Geochemical and hydrologic controls on the mobilization of arsenic derived from herbicide application

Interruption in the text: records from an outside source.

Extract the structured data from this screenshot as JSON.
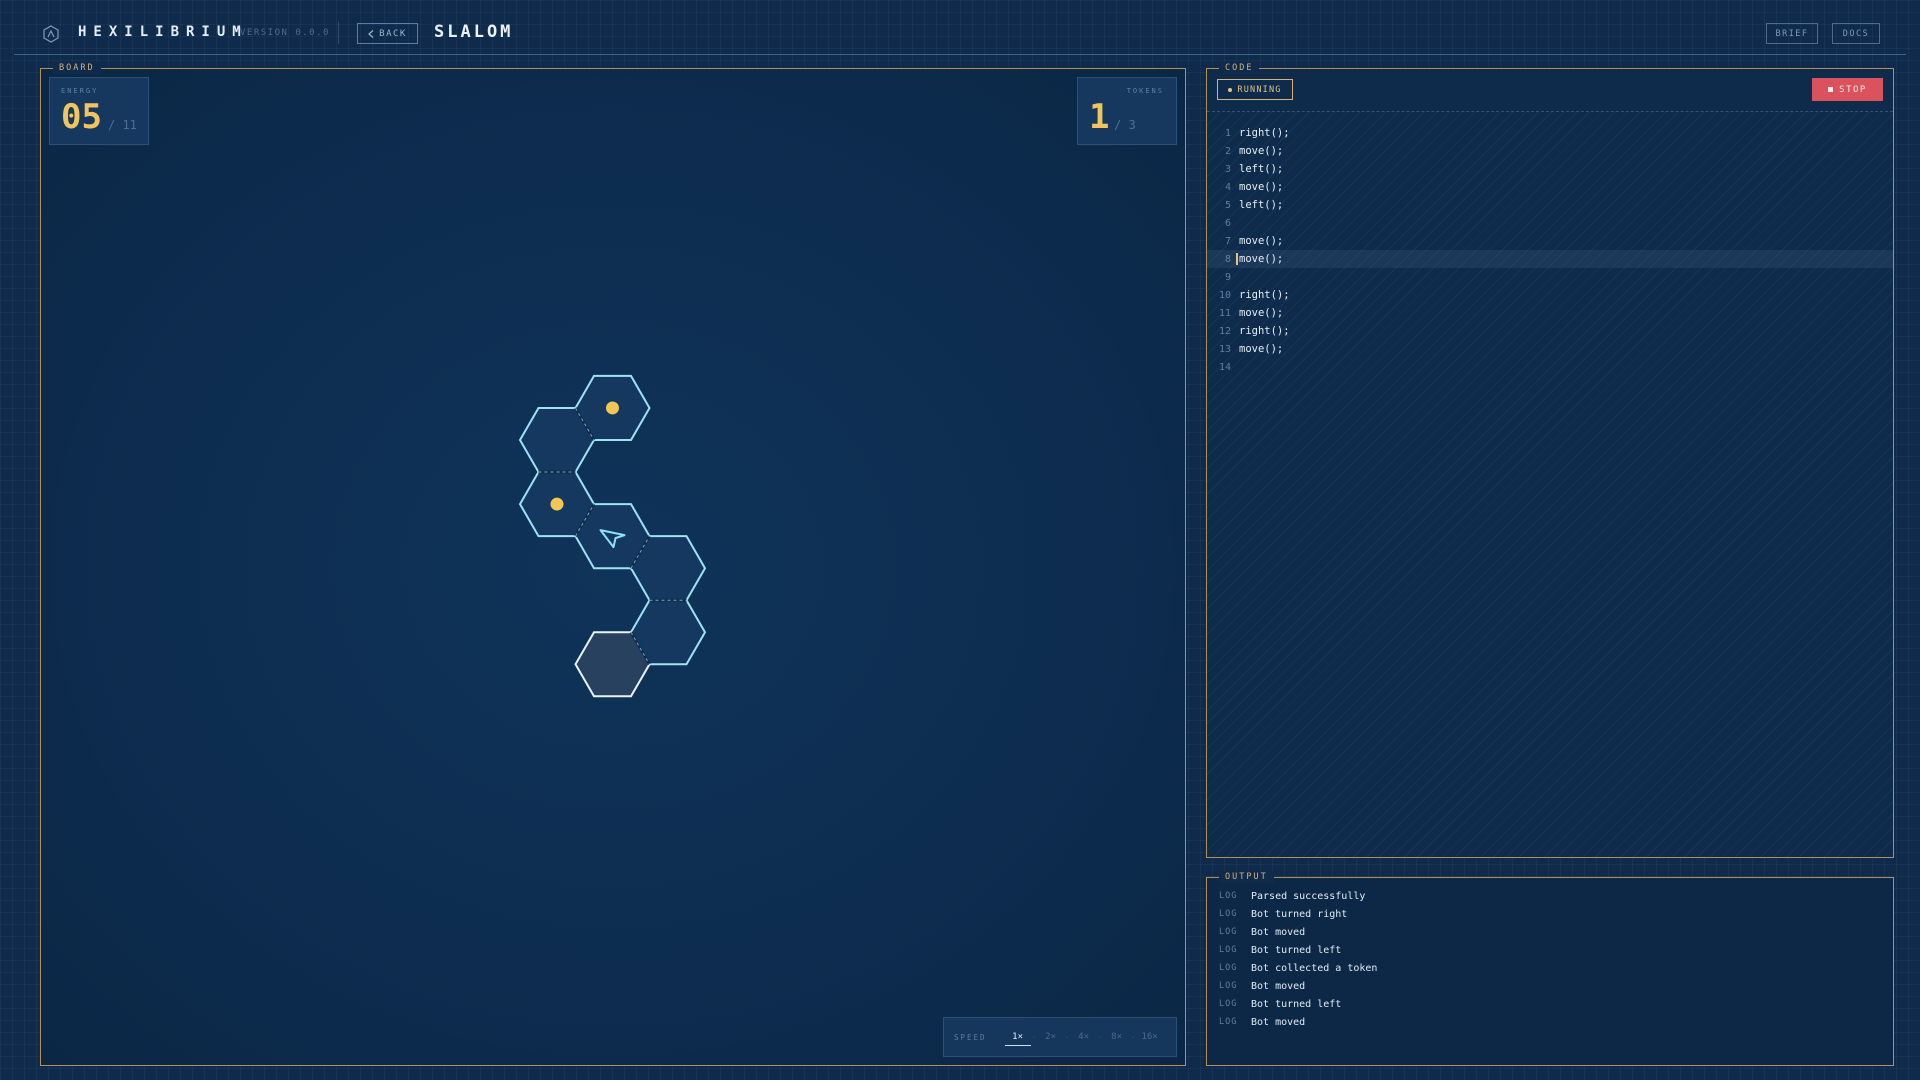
{
  "header": {
    "brand": "HEXILIBRIUM",
    "version": "VERSION 0.0.0",
    "back_label": "BACK",
    "level_title": "SLALOM",
    "brief_label": "BRIEF",
    "docs_label": "DOCS"
  },
  "board": {
    "label": "BOARD",
    "energy": {
      "label": "ENERGY",
      "value": "05",
      "total": "/ 11"
    },
    "tokens": {
      "label": "TOKENS",
      "value": "1",
      "total": "/ 3"
    },
    "speed": {
      "label": "SPEED",
      "options": [
        "1×",
        "2×",
        "4×",
        "8×",
        "16×"
      ],
      "selected": "1×"
    },
    "grid": {
      "cells": [
        {
          "q": 1,
          "r": -1,
          "token": true
        },
        {
          "q": 0,
          "r": 0
        },
        {
          "q": 0,
          "r": 1,
          "token": true
        },
        {
          "q": 1,
          "r": 1,
          "bot": true
        },
        {
          "q": 2,
          "r": 1
        },
        {
          "q": 2,
          "r": 2
        },
        {
          "q": 1,
          "r": 3,
          "goal": true
        }
      ],
      "bot_heading": "up-left"
    },
    "colors": {
      "cell_stroke": "#9fe2f5",
      "token": "#f4c653",
      "bot": "#8fe0f5",
      "goal_fill": "#27415f"
    }
  },
  "code": {
    "label": "CODE",
    "status": "RUNNING",
    "stop_label": "STOP",
    "current_line": 8,
    "lines": [
      "right();",
      "move();",
      "left();",
      "move();",
      "left();",
      "",
      "move();",
      "move();",
      "",
      "right();",
      "move();",
      "right();",
      "move();",
      ""
    ]
  },
  "output": {
    "label": "OUTPUT",
    "entries": [
      {
        "level": "LOG",
        "message": "Parsed successfully"
      },
      {
        "level": "LOG",
        "message": "Bot turned right"
      },
      {
        "level": "LOG",
        "message": "Bot moved"
      },
      {
        "level": "LOG",
        "message": "Bot turned left"
      },
      {
        "level": "LOG",
        "message": "Bot collected a token"
      },
      {
        "level": "LOG",
        "message": "Bot moved"
      },
      {
        "level": "LOG",
        "message": "Bot turned left"
      },
      {
        "level": "LOG",
        "message": "Bot moved"
      }
    ]
  },
  "icons": [
    "logo-icon",
    "chevron-left-icon",
    "bot-arrow-icon",
    "stop-icon",
    "status-dot-icon"
  ]
}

The fate and transport of As was examined at an industrial site where soil- and groundwater contamination are derived from the application of As_2O_3 as a herbicide. Application of arsenical herbicides was discontinued in the 1970s and soils in the source area were partially excavated in 2003. Arsenic contamination (up to 280 mg/kg) remains in the source area soils and a plume of As-contaminated groundwater persists in the surficial aquifer downgradient of the source area with maximum observed As concentrations of 1200 μg/L near the source area. The spatial extent of As contamination as defined by the 10 μg/L contour appears to have remained relatively stable over the period 1996–2006; the boundary of the 1000 μg/L contour has retreated over the same time period indicating a decrease in total As mass in the surficial groundwater. In column experiments conducted with source area soil, the As concentrations in the column effluent were comparable to those observed in groundwater near the source area. A substantial fraction of the As could be leached from the source area soil with ammonium sulfate and ammonium phosphate. Exhaustive extraction with background groundwater removed most of the total As. These results indicate that As in the source area soils is geochemically labile. Source area soils are low in extractable Fe, Mn and Al, and characterization by X-ray absorption spectroscopy and electron microscopy indicated that As is present primarily as arsenate sorbed to (alumino)silicate minerals. Batch sorption experiments showed much less sorption on surficial aquifer sediments than on sediments from the Jackson Bluff Formation (JBF), a presumed confining layer. This limited capacity of the surficial aquifer sediments for As sorption is consistent with the similar As contents observed for these sediments within and upgradient of the As plume. The apparent stability of the As plume cannot be explained by sequestration of As within the surficial aquifer. Sorption to JBF sediments may contribute to As sequestration, but As enrichment in JBF sediments within the plume (i.e., as compared with JBF sediments upgradient) was not observed. These results indicate that neither the persistence of As in the source area soils or the apparent stability of the plume of As-contaminated groundwater at this site can be explained by geochemical controls on As mobility. The absence of demonstrable geochemical bases for such observations suggests that possible hydrologic controls should be further investigated at this site.